Sunday, September 30, 2012

Recollecting nostalgic moments from the past at Night Festival 2012

(Note: This blog is one of my entries to the Heritage 2012 Blog Competition
Recollect, reflect and reconnect with heritage, start blogging and stand to win attractive prizes. Entries must be submitted online before 11.59 p.m. on 1 Oct 2012.)

 Passion and energy would aptly describe the Night Festival 2012 that had just passed. I was mesmerized by the variety of interesting programmes that the festival had offered that I attended all the four nights. My experience of it was a mix of interesting visual experiences and nostalgic moments.

The light installation Mimoid II by Stephane Beve, Milosh Luczynski and Philippe Rizzotti on the building facade of the Singapore Art Museum combined seamlessly with the music composed by Vuk Krakovic and mixed and SFX designed by Ctrol Fre@k (Jeffrey Yue) to transform one of my favourite museums in Singapore into what seemed to me was a paradise out of this world.

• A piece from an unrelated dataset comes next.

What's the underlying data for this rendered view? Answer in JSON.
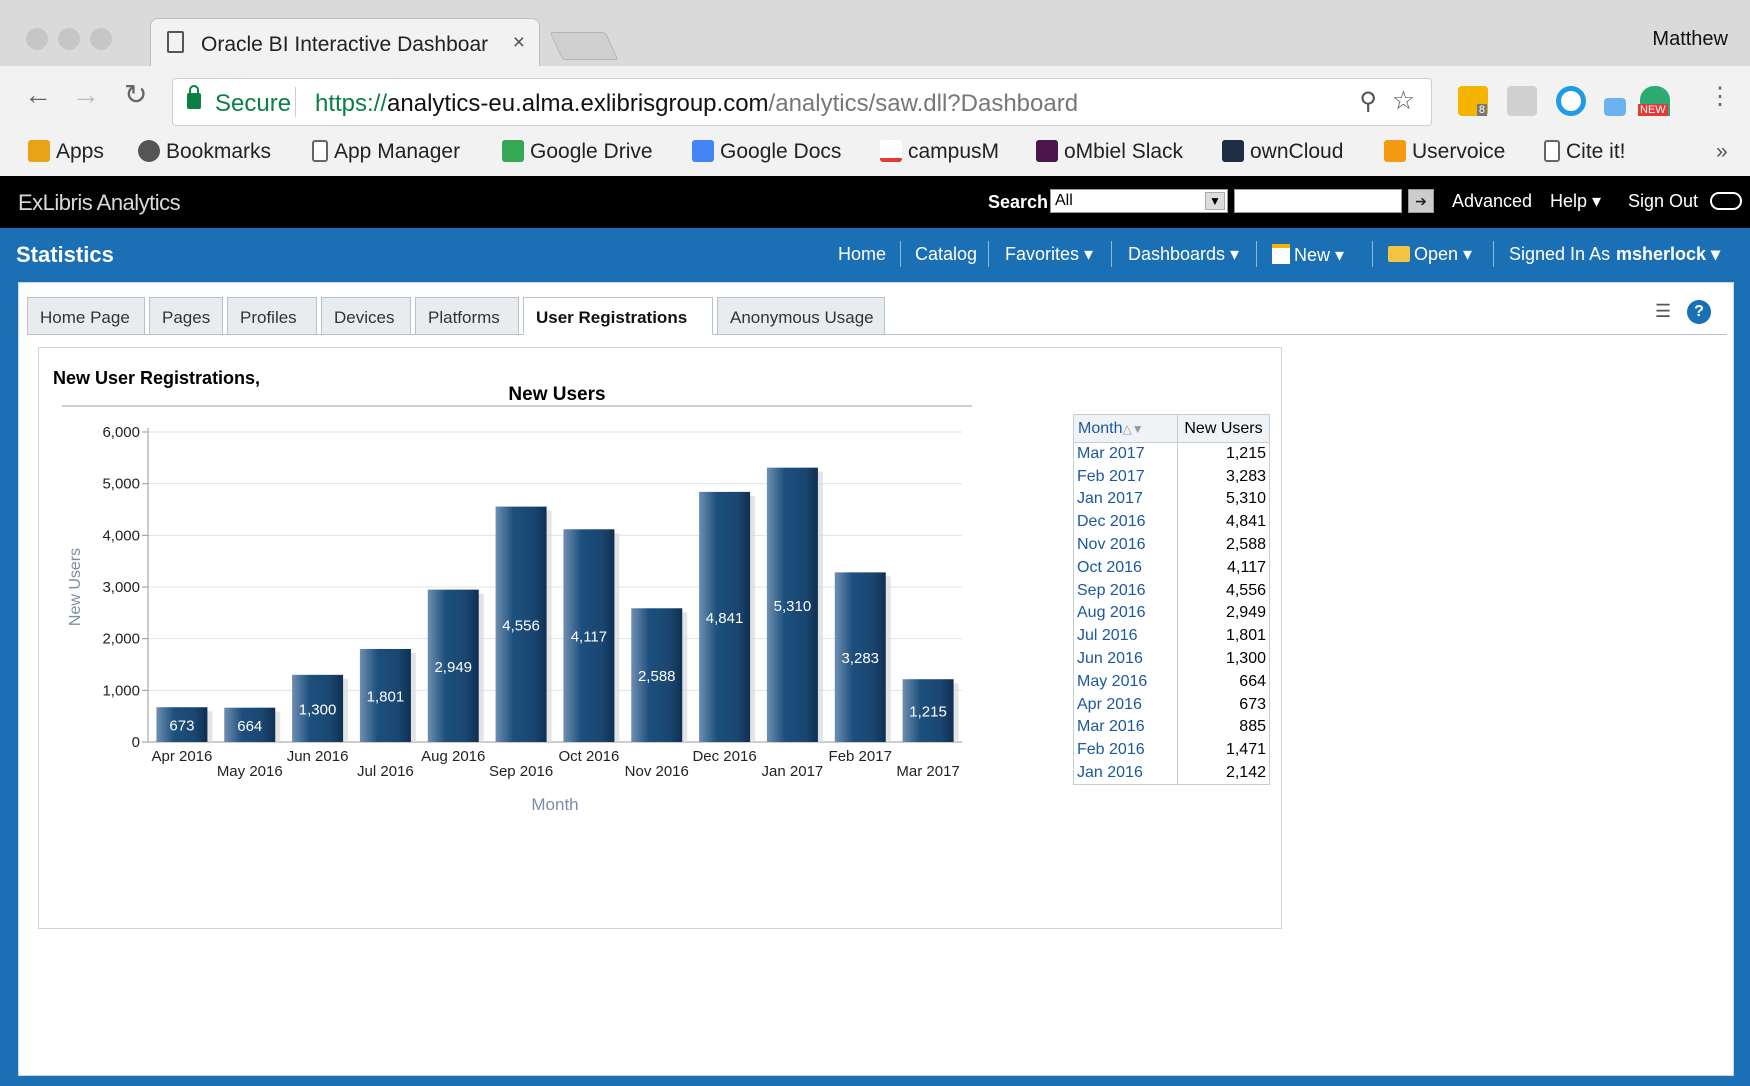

As I walked past the Singapore Art Museum, I was reminded of how this very building had evolved from the former St. Joseph's Institution to an art museum. I wondered how it would have been to be a student studying in a school building that was located in the heart of the city area. Out of curiosity, I started rereading a blog titled Whispers of an otherwise silent world by an award-winning blogger, Jerome Lim. As I read his account, I painted in my mind the images of school children making their way to their schools. I imagined book shops with thriving business because in those days, the students will find their way to the book shops after their school hours. If I were a student studying in St. Joseph's Institution more than three decades ago, I would have looked forward to going to school every single day since there were so many beautiful buildings in the area.

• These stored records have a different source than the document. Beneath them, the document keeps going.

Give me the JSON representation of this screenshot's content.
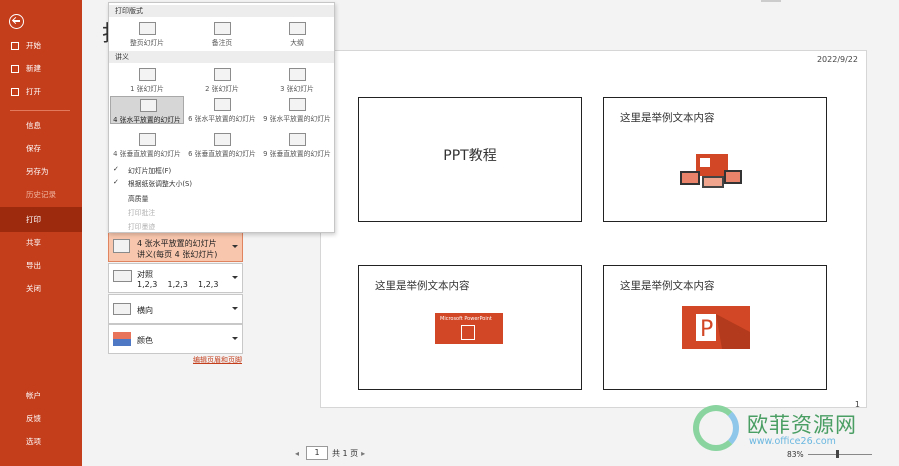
{
  "nav": {
    "items": [
      {
        "label": "开始",
        "icon": "home-icon"
      },
      {
        "label": "新建",
        "icon": "new-file-icon"
      },
      {
        "label": "打开",
        "icon": "folder-open-icon"
      },
      {
        "label": "信息"
      },
      {
        "label": "保存"
      },
      {
        "label": "另存为"
      },
      {
        "label": "历史记录"
      },
      {
        "label": "打印"
      },
      {
        "label": "共享"
      },
      {
        "label": "导出"
      },
      {
        "label": "关闭"
      },
      {
        "label": "帐户"
      },
      {
        "label": "反馈"
      },
      {
        "label": "选项"
      }
    ]
  },
  "title_glyph": "打",
  "dropdown": {
    "section_print_layout": "打印版式",
    "layouts": [
      "整页幻灯片",
      "备注页",
      "大纲"
    ],
    "section_handouts": "讲义",
    "handouts": [
      "1 张幻灯片",
      "2 张幻灯片",
      "3 张幻灯片",
      "4 张水平放置的幻灯片",
      "6 张水平放置的幻灯片",
      "9 张水平放置的幻灯片",
      "4 张垂直放置的幻灯片",
      "6 张垂直放置的幻灯片",
      "9 张垂直放置的幻灯片"
    ],
    "options": [
      {
        "label": "幻灯片加框(F)",
        "checked": "✓",
        "disabled": false
      },
      {
        "label": "根据纸张调整大小(S)",
        "checked": "✓",
        "disabled": false
      },
      {
        "label": "高质量",
        "checked": "",
        "disabled": false
      },
      {
        "label": "打印批注",
        "checked": "",
        "disabled": true
      },
      {
        "label": "打印墨迹",
        "checked": "",
        "disabled": true
      }
    ]
  },
  "settings": {
    "layout_line1": "4 张水平放置的幻灯片",
    "layout_line2": "讲义(每页 4 张幻灯片)",
    "collate_label": "对照",
    "collate_seq": "1,2,3    1,2,3    1,2,3",
    "orientation_label": "横向",
    "color_label": "颜色",
    "edit_header_footer": "编辑页眉和页脚"
  },
  "preview": {
    "date": "2022/9/22",
    "page_number": "1",
    "slides": [
      {
        "text": "PPT教程"
      },
      {
        "text": "这里是举例文本内容"
      },
      {
        "text": "这里是举例文本内容",
        "badge": "Microsoft PowerPoint"
      },
      {
        "text": "这里是举例文本内容"
      }
    ]
  },
  "pager": {
    "prev": "◂",
    "current": "1",
    "total": "共 1 页",
    "next": "▸"
  },
  "zoom": {
    "value": "83%"
  },
  "watermark": {
    "text": "欧菲资源网",
    "url": "www.office26.com"
  },
  "colors": {
    "accent": "#c43e1c",
    "selected_nav": "#9e2a0e",
    "ppt_red": "#d24726"
  }
}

It was rather interesting to realize how attending the Night Festival could have led me to reflect on a moment in past that I had never experienced personally. Somehow, I felt connected to an unknown moment in history.

Night Festival 2012. Singapore Art Museum.

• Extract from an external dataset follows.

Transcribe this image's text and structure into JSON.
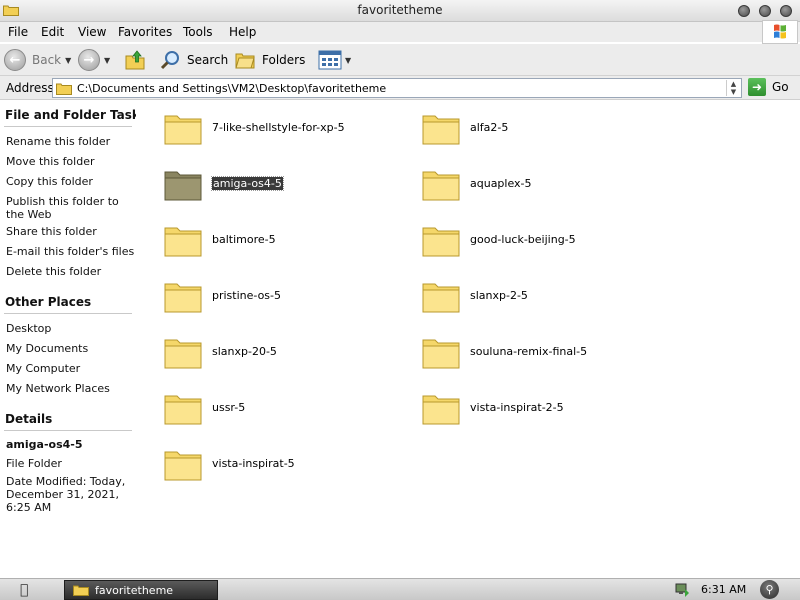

The Armenian Street was one location that has led me to recollect moments from my past. One of the highlights of the Night Festival 2012 was the spectacular aerial performance named La Argentina - Fuerzabruta presented by Ozono Producciones (Argentina). The entire Armenian Street was filled with excitement. I attempted to capture the visually spectacular aerial performance from a distance and was grateful that the lenses from my simple point-and-shoot camera had captured a glimpse of the magical moments of the athletic dancer travelling in the air.

The excited crowd at Armenian Street.

Along the stretch of Armenian Street sits the former MPH Building. Originally known as the Methodist Publishing House when it was built in 1908, the building was later renamed the Malaya Publishing House. Today, this building is now known as the Vanguard Building. While making time to catch a glimpse of the performances named Night Painting | Cast in Light by Li Cassidy-Peet and Terry Wee, I fondly recall a time in the past when I would visit the former MPH Building to browse the books, buy interesting gifts and sniff the wonderful aroma of coffee and waffles.

To add to my quest for the nostalgia, I found two food stalls during the Night Festival that reminded me of the food that my parents had treated me to when I was a young child. Food has the power to trigger memories indeed!

The Putu Piring stall along the alley between the Substation and Peranakan Museum reminded me vaguely of a time in my childhood when I savoured Putu Piring during visits to night bazaars, otherwise known as pasar malam by the locals. Interestingly, I learnt from Singapore Infopedia that Putu Piring has the same ingredients as Putu Mayam, one of which is steamed ground rice flour. The joy of eating Putu Piring comes when the gula Melaka (palm sugar) in the centre of this rice cake snack oozes out at the first bite. The experience was heavenly as the gula Melaka melts in the mouth together with the bite of the Putu Piring.

Kurnia Putu Piring stall.
Putu Piring.

The Putu Mayam stall along Stamford Green reminded me of a time in my childhood when I was occassionally treated to this interesting snack that was made from steamed rice flour that had been pressed into noodle forms and served with granted coconut and sugar. I was not too keen with the vermicelli-like rice noodles. It was the grated coconut and the sugar that had interest me when I was a child. When I was a child, the Putu Mayam that I had was served flat like pancakes. It therefore intrigued me when I saw that the Putu Mayam that I had ordered at the Night Festival was served like a roll of spring roll.

Stamford Green and the traditional food stalls.

Putu Mayam.

Putu Mayam.

Overall, the fifth installment of the Night Festival has not only delighted me with the many spectacular light installations and exciting performances, it has in its humble way touched me with a mood for nostalgia. As I reflect on my memories from the past and recollect moments in history that I had not personally experienced, I felt a little more rooted to Singapore, a place I call my hometown.

No comments: